App and web page records
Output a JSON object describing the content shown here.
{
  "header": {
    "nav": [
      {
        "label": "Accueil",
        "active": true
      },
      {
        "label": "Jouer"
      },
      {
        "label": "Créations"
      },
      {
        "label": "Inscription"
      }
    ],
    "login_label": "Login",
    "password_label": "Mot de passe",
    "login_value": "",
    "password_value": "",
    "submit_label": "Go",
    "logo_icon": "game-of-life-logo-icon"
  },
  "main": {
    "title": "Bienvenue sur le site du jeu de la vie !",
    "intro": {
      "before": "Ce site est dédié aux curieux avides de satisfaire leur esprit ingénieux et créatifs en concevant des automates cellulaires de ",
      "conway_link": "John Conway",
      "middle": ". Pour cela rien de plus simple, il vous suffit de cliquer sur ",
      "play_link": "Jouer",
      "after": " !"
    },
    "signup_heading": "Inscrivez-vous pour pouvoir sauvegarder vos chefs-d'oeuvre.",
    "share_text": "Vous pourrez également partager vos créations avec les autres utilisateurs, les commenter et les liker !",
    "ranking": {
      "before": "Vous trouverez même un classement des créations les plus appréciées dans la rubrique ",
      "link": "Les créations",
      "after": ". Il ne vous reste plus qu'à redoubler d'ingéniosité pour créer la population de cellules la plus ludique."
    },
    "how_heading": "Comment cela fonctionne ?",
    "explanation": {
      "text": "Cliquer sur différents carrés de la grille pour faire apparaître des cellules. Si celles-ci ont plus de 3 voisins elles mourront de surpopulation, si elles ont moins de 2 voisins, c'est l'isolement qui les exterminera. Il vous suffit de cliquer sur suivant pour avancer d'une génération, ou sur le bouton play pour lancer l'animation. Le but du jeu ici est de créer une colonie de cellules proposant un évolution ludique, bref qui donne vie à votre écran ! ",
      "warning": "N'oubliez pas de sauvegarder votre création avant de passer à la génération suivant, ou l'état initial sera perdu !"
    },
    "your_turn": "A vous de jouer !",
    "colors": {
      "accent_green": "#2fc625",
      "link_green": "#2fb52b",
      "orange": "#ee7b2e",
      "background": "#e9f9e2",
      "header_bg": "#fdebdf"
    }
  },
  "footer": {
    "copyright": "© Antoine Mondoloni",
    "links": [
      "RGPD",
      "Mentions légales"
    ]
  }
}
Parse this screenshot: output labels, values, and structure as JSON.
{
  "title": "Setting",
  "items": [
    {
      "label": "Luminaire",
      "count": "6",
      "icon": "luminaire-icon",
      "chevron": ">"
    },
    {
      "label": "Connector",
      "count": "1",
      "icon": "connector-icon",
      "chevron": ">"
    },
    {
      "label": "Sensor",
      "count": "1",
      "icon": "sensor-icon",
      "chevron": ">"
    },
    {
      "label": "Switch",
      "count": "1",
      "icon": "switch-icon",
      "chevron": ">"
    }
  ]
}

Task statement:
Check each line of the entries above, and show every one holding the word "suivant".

Result of this exercise:
      "text": "Cliquer sur différents carrés de la grille pour faire apparaître des cellules. Si celles-ci ont plus de 3 voisins elles mourront de surpopulation, si elles ont moins de 2 voisins, c'est l'isolement qui les exterminera. Il vous suffit de cliquer sur suivant pour avancer d'une génération, ou sur le bouton play pour lancer l'animation. Le but du jeu ici est de créer une colonie de cellules proposant un évolution ludique, bref qui donne vie à votre écran ! ",
      "warning": "N'oubliez pas de sauvegarder votre création avant de passer à la génération suivant, ou l'état initial sera perdu !"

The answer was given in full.